(Records from a data collection)

- - - - -

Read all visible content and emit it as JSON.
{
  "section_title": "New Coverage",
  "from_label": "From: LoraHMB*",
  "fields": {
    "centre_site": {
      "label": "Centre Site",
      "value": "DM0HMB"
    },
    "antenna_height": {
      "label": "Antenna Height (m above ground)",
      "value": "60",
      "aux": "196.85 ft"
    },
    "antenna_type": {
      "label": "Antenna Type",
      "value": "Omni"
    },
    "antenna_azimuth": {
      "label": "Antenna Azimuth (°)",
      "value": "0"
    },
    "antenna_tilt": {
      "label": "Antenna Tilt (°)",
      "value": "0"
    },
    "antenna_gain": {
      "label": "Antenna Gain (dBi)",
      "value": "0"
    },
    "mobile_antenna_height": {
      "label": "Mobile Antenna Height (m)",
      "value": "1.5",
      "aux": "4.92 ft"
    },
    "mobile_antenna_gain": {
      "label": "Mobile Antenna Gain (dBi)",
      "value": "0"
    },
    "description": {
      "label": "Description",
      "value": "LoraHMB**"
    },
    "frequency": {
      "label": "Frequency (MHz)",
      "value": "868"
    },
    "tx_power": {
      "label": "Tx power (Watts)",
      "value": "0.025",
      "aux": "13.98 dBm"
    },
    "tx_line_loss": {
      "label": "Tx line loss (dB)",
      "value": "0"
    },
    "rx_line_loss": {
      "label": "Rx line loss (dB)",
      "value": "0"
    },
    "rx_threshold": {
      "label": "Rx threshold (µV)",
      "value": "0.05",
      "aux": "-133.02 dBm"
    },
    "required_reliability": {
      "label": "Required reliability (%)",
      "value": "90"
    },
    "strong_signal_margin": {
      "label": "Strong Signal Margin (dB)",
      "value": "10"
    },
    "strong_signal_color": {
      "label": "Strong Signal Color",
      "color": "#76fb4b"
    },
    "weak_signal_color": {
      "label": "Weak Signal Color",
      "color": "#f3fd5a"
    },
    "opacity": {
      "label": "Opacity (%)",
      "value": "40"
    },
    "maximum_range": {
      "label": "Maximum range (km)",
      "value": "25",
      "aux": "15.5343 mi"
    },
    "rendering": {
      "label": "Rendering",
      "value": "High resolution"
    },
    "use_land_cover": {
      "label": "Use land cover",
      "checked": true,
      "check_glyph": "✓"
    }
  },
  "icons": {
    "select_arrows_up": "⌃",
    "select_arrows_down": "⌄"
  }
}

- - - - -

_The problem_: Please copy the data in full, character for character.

_Worked solution_:
Read all visible content and emit it as JSON.
{
  "section_title": "New Coverage",
  "from_label": "From: LoraHMB*",
  "fields": {
    "centre_site": {
      "label": "Centre Site",
      "value": "DM0HMB"
    },
    "antenna_height": {
      "label": "Antenna Height (m above ground)",
      "value": "60",
      "aux": "196.85 ft"
    },
    "antenna_type": {
      "label": "Antenna Type",
      "value": "Omni"
    },
    "antenna_azimuth": {
      "label": "Antenna Azimuth (°)",
      "value": "0"
    },
    "antenna_tilt": {
      "label": "Antenna Tilt (°)",
      "value": "0"
    },
    "antenna_gain": {
      "label": "Antenna Gain (dBi)",
      "value": "0"
    },
    "mobile_antenna_height": {
      "label": "Mobile Antenna Height (m)",
      "value": "1.5",
      "aux": "4.92 ft"
    },
    "mobile_antenna_gain": {
      "label": "Mobile Antenna Gain (dBi)",
      "value": "0"
    },
    "description": {
      "label": "Description",
      "value": "LoraHMB**"
    },
    "frequency": {
      "label": "Frequency (MHz)",
      "value": "868"
    },
    "tx_power": {
      "label": "Tx power (Watts)",
      "value": "0.025",
      "aux": "13.98 dBm"
    },
    "tx_line_loss": {
      "label": "Tx line loss (dB)",
      "value": "0"
    },
    "rx_line_loss": {
      "label": "Rx line loss (dB)",
      "value": "0"
    },
    "rx_threshold": {
      "label": "Rx threshold (µV)",
      "value": "0.05",
      "aux": "-133.02 dBm"
    },
    "required_reliability": {
      "label": "Required reliability (%)",
      "value": "90"
    },
    "strong_signal_margin": {
      "label": "Strong Signal Margin (dB)",
      "value": "10"
    },
    "strong_signal_color": {
      "label": "Strong Signal Color",
      "color": "#76fb4b"
    },
    "weak_signal_color": {
      "label": "Weak Signal Color",
      "color": "#f3fd5a"
    },
    "opacity": {
      "label": "Opacity (%)",
      "value": "40"
    },
    "maximum_range": {
      "label": "Maximum range (km)",
      "value": "25",
      "aux": "15.5343 mi"
    },
    "rendering": {
      "label": "Rendering",
      "value": "High resolution"
    },
    "use_land_cover": {
      "label": "Use land cover",
      "checked": true,
      "check_glyph": "✓"
    }
  },
  "icons": {
    "select_arrows_up": "⌃",
    "select_arrows_down": "⌄"
  }
}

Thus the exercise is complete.